CO Senate
C. C. Wright, photographer. Colorado Senate, 1885, albumen silver print. Denver Public Library Special Collections.

Wright photographed the Colorado legislature on more than one occasion, making a composite portrait of the 1885 Colorado Senate.  He also made a group portrait of the pages that assisted the state legislature.  Nine boys wearing hats bearing the words “House Page,” stand in front of a hand painted backdrop.  The backdrop is signed on the lower left corner by Davis and a partner’s name that is illegible.  

Wright was one of six photographers who submitted work to the Colorado Manufacturers Exposition held in Denver in 1886.

House Pages
C. C. Wright, photographer. House Pages, between 1882-1887, albumen silver print.

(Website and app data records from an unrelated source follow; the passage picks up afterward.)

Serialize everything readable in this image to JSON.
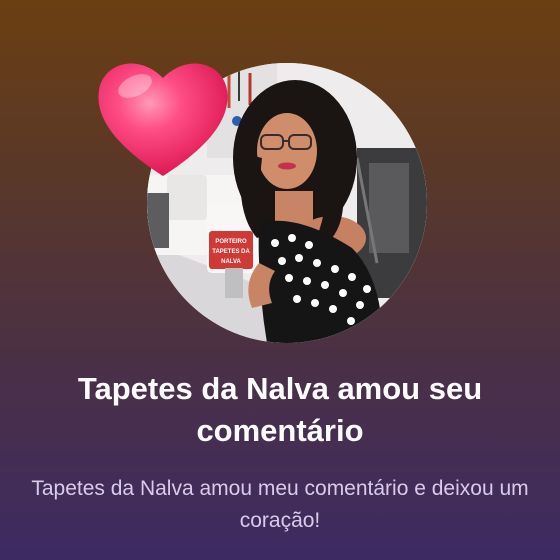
{
  "notification": {
    "title": "Tapetes da Nalva amou seu comentário",
    "message": "Tapetes da Nalva amou meu comentário e deixou um coração!"
  },
  "sewing_machine_sticker": {
    "line1": "PORTEIRO",
    "line2": "TAPETES DA",
    "line3": "NALVA"
  },
  "icons": {
    "reaction": "heart-icon"
  },
  "colors": {
    "background_top": "#6b3f12",
    "background_bottom": "#3e2a63",
    "heart": "#f2326f",
    "title_text": "#ffffff",
    "message_text": "#d9cbe9"
  }
}
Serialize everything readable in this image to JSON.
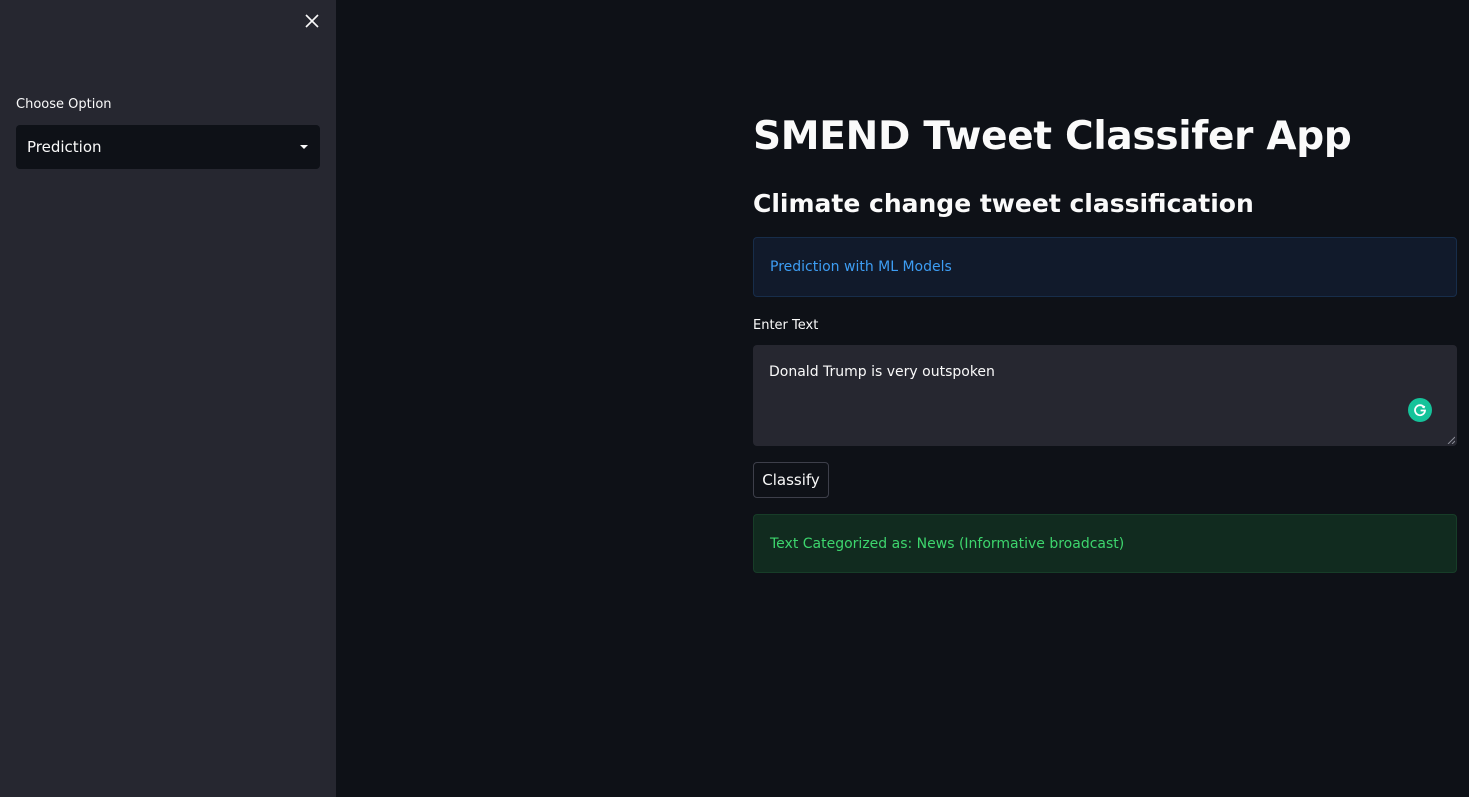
{
  "sidebar": {
    "close_icon": "close-icon",
    "label": "Choose Option",
    "select": {
      "selected": "Prediction",
      "caret_icon": "caret-down-icon"
    }
  },
  "main": {
    "title": "SMEND Tweet Classifer App",
    "subtitle": "Climate change tweet classification",
    "info_message": "Prediction with ML Models",
    "input_label": "Enter Text",
    "input_value": "Donald Trump is very outspoken",
    "grammarly_icon": "grammarly-icon",
    "classify_label": "Classify",
    "result_message": "Text Categorized as: News (Informative broadcast)"
  },
  "colors": {
    "app_bg": "#0e1117",
    "sidebar_bg": "#262730",
    "info_text": "#3d9df3",
    "success_text": "#3dd56d",
    "grammarly": "#15c39a"
  }
}
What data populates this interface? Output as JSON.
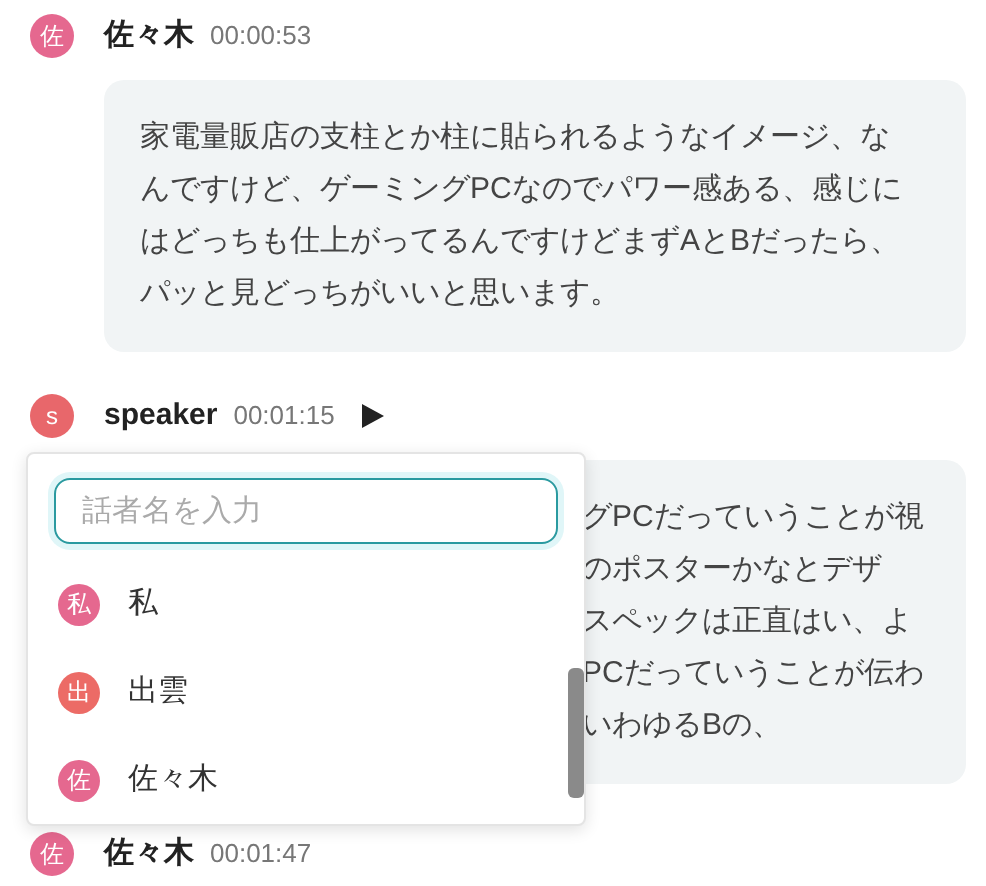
{
  "messages": [
    {
      "avatar": "佐",
      "color": "#e5688f",
      "speaker": "佐々木",
      "time": "00:00:53",
      "lines": [
        "家電量販店の支柱とか柱に貼られるようなイメージ、な",
        "んですけど、ゲーミングPCなのでパワー感ある、感じに",
        "はどっちも仕上がってるんですけどまずAとBだったら、",
        "パッと見どっちがいいと思います。"
      ]
    },
    {
      "avatar": "s",
      "color": "#e8676b",
      "speaker": "speaker",
      "time": "00:01:15",
      "play": true,
      "lines": [
        "グPCだっていうことが視",
        "のポスターかなとデザ",
        "スペックは正直はい、よ",
        "PCだっていうことが伝わ",
        "いわゆるBの、"
      ]
    },
    {
      "avatar": "佐",
      "color": "#e5688f",
      "speaker": "佐々木",
      "time": "00:01:47"
    }
  ],
  "speaker_menu": {
    "placeholder": "話者名を入力",
    "options": [
      {
        "avatar": "私",
        "color": "#e5688f",
        "name": "私"
      },
      {
        "avatar": "出",
        "color": "#ec6b66",
        "name": "出雲"
      },
      {
        "avatar": "佐",
        "color": "#e5688f",
        "name": "佐々木"
      }
    ]
  }
}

Denver Public Library Special Collections.

On January 20, 1887, Wright was traveling through the city in his carriage when he made a sharp turn.  The carriage tipped over, and Wright landed in the street.  He died less than a week later from injuries sustained during the accident at the age of forty-six.  A large funeral was held with participation of fraternal organizations and many local photographers. The procession led by the Opera House band, walked to Wright’s studio where services were conducted.  The crowd then proceeded to Riverside Cemetery.  

Shortly before his death, Wright had opened a new studio at 910 Sixteenth street. His wife is listed as a photographer in the 1887 Denver City Directory.  Henry Rothberger took over the studio by October 1887.

Thank you to Beverly W. Brannan, former curator of photography, Library of Congress, for proof-reading this post.